He has alleged that inadequate distribution of government subsidies and agricultural loans, due to the absence of proper legislation , were the major reasons for farmers’ suicides. For example, some states provide  free electricity. But, the benefits go to big and rich farmers . In point of fact, the biggest farmers get the biggest share of the loan. Marginal farmers and labourers get little or no formal credit. Big farmers are the major beneficiaries of loan-waivers.

Towards this end, the farmers in West Bengal are largely protected by the new land reform law. The benefits of government subsidies and soft-loans reach the actual farmers through the panchayat system and it is the Block Development Officer who monitors the process.
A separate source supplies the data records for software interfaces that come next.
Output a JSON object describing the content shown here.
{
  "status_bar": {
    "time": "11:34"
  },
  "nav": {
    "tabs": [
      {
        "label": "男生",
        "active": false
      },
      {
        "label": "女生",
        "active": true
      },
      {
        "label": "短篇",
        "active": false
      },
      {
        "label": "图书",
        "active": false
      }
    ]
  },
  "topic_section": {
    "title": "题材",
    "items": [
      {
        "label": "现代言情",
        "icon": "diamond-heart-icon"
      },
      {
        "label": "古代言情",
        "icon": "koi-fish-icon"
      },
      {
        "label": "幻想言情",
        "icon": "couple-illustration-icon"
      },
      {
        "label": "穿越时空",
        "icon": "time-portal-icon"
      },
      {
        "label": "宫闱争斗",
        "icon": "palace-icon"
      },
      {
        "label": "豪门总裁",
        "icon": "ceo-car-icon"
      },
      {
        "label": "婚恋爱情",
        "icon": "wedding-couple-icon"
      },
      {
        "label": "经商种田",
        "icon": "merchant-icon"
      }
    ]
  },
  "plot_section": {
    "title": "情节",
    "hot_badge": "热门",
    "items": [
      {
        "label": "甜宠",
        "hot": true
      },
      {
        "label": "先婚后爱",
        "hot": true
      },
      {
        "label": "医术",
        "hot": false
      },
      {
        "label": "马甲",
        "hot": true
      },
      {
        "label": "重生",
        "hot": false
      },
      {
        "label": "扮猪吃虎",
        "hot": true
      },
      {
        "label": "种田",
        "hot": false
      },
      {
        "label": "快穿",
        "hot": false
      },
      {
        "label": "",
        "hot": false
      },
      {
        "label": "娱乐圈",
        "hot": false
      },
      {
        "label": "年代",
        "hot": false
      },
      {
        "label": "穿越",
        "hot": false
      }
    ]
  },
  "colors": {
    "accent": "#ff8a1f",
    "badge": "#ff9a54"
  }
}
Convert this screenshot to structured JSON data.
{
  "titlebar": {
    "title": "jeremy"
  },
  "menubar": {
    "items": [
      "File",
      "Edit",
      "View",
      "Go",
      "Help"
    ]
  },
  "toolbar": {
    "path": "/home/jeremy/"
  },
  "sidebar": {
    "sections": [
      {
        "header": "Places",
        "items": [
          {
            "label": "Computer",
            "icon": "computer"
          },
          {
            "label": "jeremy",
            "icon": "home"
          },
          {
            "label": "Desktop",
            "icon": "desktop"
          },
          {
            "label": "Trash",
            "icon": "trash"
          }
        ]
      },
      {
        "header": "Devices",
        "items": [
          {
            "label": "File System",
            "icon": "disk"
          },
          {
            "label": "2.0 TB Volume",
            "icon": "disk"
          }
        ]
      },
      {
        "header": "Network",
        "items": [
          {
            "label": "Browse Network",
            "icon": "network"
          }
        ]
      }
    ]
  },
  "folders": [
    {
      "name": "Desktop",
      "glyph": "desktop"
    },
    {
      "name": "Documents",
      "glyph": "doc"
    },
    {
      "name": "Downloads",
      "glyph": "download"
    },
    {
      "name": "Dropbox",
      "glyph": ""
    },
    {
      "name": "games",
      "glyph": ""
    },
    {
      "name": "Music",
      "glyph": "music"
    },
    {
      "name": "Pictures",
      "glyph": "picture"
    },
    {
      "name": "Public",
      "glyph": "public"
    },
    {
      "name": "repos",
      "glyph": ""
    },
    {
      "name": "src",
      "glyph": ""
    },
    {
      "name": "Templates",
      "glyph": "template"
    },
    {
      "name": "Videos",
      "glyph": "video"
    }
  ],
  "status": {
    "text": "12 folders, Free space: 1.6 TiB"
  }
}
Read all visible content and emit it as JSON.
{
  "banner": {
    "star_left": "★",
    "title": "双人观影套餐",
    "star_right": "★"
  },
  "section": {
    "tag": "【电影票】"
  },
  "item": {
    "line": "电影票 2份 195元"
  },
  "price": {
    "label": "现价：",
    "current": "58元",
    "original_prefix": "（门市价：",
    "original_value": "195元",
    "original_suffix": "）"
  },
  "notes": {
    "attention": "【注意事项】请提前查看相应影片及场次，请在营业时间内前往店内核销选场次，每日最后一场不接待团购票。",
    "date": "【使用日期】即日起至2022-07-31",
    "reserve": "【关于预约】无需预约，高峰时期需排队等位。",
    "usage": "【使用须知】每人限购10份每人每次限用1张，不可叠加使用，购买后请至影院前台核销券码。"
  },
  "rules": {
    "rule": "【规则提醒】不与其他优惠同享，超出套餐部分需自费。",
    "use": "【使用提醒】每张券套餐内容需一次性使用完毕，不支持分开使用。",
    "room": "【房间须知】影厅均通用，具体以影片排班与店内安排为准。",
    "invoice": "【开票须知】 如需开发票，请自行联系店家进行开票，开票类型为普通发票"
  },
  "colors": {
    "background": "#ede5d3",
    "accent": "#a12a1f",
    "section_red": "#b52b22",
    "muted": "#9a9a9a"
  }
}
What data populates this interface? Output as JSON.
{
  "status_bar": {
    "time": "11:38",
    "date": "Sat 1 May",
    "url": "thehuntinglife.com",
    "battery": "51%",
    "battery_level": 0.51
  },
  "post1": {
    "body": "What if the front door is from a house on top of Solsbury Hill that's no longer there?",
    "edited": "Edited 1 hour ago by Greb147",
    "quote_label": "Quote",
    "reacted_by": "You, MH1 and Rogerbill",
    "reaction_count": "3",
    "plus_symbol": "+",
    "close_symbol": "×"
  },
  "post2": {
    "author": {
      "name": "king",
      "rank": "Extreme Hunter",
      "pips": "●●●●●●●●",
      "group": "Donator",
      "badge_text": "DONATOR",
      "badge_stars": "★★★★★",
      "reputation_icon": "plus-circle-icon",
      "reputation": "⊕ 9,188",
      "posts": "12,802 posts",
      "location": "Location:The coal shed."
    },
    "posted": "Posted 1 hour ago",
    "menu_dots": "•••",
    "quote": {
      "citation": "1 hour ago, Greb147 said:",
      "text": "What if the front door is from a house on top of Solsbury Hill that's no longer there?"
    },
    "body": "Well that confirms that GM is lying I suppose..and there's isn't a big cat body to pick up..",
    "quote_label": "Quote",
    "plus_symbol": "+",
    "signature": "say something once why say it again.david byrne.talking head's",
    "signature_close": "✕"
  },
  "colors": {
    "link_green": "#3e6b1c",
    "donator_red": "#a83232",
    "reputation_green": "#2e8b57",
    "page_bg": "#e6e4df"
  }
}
Indeed, Operation Barga has yielded agrarian dividend.

West Bengal has emerged as one the most successful states in the agricultural segment. It is one of the largest producers of rice, the second largest producer of potato, and the biggest producer of fruit and vegetables in the country. It is the fifth largest producer of agriculture products.

Suicide by farmers is a global phenomenon. The risk is not confined to India. Every second day, a farmer commits suicide in France. Australia reports one such suicide after every four days. In the USA , the rate of farmers’ suicides is higher than in any other occupation, according to a study by the Centre for Disease Control and Prevention.

Nevertheless, the reasons attributed to the farmers’ suicides in developed nations are different from that in India. Price is the major factor in these countries. Volatility of prices that erupts from the demand-supply imbalance and the intervention of speculators or intermediaries, are the major factors behind farmers’ suicides in these countries.

West Bengal has generally been free from suicides by farmers. Arguably, this is the only gift the state owes to the Communist government’s 34-year stint.

The writer is Adviser, Japan External Trade Organization (JETRO), New Delhi.The views are personal